Burns reveal the structure of the ecosystem - like an X-ray. Here at the edge of the sedge meadow, vole tunnels can be seen running from the tall grass into the drier dogwood thicket. Before the burn, the vole tunnels (foreground) were invisible. Only the sharp-nosed coyotes knew where they were. Now we see them everywhere.

Another "X-ray." The white clumps are recent excavations of sub-soil from crayfish burrows. This shot in from the highest, driest ground on the site. But the ancient crustaceans are tunneling from the water-table to the surface everywhere.

Upland "high quality" prairie. Some patches had too little fuel to burn. This is tallgrass prairie?
The photo above shows an area that the Illinois Natural Areas Inventory (1970s) rated as "high quality" (Grade B) prairie. (Grade A = "very high quality.") It has diverse conservative species but not Grade A structure. The assumption was that this area had been subjected to excessive grazing by cattle or horses at some point - but that with Grade A prairie right near by, it would recover on its own in time.  Yet after three decades of burning every couple of years, it doesn't look all that much better. Perhaps it needs seed restoration with some of the taller conservatives, like dropseed grass, prairie clover, and others, the seed of which "don't get around much anymore," by itself.

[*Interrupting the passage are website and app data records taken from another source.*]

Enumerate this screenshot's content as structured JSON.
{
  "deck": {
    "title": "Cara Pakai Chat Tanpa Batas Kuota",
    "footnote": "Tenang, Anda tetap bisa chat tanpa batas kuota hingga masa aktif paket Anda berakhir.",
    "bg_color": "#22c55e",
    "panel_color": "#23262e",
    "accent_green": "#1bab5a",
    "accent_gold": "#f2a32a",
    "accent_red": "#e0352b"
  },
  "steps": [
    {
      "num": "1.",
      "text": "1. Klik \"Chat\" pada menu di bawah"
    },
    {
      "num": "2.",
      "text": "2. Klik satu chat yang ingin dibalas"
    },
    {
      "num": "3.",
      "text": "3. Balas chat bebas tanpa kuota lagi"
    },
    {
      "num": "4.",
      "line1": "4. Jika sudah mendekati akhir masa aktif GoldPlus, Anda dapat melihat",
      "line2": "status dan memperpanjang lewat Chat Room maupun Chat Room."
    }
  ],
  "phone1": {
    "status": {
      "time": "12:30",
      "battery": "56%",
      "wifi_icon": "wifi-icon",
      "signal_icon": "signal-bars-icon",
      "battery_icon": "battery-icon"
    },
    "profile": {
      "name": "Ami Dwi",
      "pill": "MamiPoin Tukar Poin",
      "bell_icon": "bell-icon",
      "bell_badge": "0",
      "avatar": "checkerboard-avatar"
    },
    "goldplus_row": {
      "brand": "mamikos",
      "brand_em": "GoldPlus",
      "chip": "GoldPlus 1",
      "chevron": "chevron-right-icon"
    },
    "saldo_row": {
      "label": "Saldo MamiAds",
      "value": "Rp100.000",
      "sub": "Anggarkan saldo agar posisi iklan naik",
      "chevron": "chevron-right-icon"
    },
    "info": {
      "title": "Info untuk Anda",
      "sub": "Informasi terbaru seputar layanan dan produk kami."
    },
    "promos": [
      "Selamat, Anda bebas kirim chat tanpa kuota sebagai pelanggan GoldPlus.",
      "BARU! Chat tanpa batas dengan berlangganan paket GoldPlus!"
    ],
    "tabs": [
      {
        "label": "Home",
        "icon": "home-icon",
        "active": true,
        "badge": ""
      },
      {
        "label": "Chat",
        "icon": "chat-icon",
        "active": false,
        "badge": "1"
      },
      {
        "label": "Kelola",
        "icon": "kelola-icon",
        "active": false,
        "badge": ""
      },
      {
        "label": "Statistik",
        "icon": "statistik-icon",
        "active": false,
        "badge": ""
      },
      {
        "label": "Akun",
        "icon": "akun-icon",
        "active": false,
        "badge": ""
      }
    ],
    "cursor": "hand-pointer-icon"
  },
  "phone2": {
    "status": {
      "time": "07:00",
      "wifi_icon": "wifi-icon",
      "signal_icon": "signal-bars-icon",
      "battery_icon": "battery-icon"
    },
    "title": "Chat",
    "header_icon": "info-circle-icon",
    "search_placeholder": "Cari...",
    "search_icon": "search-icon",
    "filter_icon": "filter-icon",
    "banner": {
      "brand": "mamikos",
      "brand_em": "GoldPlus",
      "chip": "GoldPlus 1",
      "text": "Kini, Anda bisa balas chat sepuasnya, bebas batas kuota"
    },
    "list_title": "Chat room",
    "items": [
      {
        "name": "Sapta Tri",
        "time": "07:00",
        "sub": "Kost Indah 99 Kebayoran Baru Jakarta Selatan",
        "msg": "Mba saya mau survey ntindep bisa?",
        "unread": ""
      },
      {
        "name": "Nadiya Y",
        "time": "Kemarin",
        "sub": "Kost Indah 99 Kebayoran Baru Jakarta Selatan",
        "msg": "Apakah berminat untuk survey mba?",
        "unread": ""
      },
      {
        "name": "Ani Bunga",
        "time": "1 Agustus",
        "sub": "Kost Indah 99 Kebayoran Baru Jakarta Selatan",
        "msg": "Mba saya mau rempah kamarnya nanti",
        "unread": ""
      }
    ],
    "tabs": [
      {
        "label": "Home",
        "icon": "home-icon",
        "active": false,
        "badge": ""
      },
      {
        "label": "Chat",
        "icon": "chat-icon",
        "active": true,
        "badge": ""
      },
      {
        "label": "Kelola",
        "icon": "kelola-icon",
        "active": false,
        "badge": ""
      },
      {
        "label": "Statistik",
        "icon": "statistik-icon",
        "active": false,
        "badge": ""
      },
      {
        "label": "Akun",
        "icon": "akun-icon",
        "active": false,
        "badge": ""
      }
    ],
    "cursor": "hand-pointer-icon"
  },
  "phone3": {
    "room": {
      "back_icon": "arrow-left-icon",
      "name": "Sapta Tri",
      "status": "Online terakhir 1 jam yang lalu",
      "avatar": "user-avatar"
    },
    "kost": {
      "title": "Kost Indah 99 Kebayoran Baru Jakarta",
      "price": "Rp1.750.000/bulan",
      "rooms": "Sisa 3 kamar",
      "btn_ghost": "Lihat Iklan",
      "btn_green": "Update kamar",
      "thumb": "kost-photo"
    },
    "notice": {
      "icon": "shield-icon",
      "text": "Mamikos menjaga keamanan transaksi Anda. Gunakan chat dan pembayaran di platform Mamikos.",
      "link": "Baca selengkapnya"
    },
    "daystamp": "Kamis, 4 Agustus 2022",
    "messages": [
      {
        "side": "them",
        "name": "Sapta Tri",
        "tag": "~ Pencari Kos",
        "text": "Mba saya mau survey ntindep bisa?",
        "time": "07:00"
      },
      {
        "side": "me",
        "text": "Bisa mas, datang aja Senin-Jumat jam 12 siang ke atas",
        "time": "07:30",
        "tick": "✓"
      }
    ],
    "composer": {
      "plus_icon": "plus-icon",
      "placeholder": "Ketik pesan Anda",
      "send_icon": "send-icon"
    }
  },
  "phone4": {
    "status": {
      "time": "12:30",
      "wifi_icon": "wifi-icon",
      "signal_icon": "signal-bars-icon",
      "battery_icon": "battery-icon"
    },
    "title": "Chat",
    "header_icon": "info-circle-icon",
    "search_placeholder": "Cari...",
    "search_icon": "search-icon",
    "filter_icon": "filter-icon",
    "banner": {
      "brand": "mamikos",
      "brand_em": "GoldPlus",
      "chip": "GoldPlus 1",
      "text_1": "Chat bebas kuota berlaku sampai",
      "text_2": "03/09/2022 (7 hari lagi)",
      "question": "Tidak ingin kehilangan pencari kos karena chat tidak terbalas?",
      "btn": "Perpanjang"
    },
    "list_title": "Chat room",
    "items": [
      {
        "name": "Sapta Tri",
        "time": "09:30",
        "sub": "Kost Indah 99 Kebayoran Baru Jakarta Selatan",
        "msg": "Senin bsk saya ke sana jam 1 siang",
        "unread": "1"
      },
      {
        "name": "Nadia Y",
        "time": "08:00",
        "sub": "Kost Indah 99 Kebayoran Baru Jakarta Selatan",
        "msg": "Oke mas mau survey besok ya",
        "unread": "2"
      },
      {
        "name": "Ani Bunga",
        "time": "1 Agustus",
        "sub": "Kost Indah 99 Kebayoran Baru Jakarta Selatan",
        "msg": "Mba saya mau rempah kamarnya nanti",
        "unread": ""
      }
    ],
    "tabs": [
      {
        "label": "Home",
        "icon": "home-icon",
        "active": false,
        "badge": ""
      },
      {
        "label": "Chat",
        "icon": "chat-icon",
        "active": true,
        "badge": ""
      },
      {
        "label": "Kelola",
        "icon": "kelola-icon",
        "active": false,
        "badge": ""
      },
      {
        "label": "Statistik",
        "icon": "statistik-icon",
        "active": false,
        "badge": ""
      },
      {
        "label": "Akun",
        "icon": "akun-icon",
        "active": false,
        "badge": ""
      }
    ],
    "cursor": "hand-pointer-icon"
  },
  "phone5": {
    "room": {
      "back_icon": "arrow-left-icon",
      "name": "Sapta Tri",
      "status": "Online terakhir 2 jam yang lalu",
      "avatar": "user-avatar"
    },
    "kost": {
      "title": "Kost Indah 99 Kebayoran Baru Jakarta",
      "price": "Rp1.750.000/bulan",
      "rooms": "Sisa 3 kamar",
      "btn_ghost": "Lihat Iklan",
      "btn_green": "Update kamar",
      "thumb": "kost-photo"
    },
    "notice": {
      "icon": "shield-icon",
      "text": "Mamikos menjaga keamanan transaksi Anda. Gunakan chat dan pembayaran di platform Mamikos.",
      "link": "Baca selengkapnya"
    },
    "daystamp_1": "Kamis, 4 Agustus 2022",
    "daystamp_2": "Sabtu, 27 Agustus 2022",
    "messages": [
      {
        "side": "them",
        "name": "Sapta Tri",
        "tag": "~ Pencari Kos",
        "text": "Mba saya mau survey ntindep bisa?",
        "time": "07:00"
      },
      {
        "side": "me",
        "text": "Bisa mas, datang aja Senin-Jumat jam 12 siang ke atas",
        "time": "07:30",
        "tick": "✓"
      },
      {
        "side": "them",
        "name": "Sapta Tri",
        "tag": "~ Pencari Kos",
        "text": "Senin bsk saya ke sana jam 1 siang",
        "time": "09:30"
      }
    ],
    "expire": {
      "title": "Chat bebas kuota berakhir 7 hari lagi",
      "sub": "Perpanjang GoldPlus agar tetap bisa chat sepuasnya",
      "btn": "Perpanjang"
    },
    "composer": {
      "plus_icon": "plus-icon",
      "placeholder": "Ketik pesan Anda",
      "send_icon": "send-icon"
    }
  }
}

A firebreak - neatly raked.
Prior to the burn, the crew mowed and raked a firebreak through the center of the site. The burn is started as a backfire, so it burns slowly away from the downwind edge of the intended unburned area. Fire does not burn one foot beyond where it's supposed to.

Meadow vole trails, diggings, and tunnel entrances. 
Now we can see the under-the-grasses architecture of our little hamster-like, gerbil-like meadow voles. Their otherwise invisible influence is massive. Although they're the main food of coyotes, red-tailed hawks, and many other predators, some people speculate that voles are a lot more common than they used to be. They seem to destroy all the seed of some conservative species every year. Perhaps an unbalance has been created by the loss of other predators (for example weasels, big snakes, short-eared and long-eared owls). Or could it be that the problem is that we leave voles half the site to hide in after the burn? Perhaps they were less common when the burn patches were bigger?

Wet thickets don't burn on most years.
Another concern of many ecologists is the loss of the shrub communities in prairies, savannas, and oak woods. This thicket of dogwoods and willows won't burn unless there's a fire during very dry times. These wet shrub thickets seem crucial for some rare birds and other animals.

In the northwest corner of the prairie is a large area that is shrubby throughout. If left alone, these little shrubs would grow up and wipe out all prairie plants and animals. With regular burns and seeding with more diverse conservative plants, the prairie will win. It's a long process and needs the help of many stewards, but it's worth it to restore size and quality to at least a few fine eastern tallgrass prairies, which otherwise would be gone from the Earth, with all their biodiversity.

Where the shrubs are biggest and densest, the fire goes out. 
As they grow annually larger in the absence of fires, dogwood thickets kill the grass and wildflowers, the dried remains of which fuel the prairie's health-restoring fires. Once the shrubs get this big, they can be removed only by "catastrophic" fires under extreme conditions - or the laborious work of people like you and me. Frequent fire is the better option.

Unburned. High quality. 
Here's what a piece of the unburned eastern section looks like. The fine low grass is the conservative prairie dropseed. The green patch in the lower left middle is a young buckthorn. Without fire, in time it would destroy the whole ecosystem.

Prairie plants rejoicing after a burn
And because a clear vision of process and potential is crucial to understanding and caring for the prairie, here's what Somme will look like at the height of next summer. We burn the prairie for hope, happiness, and the future.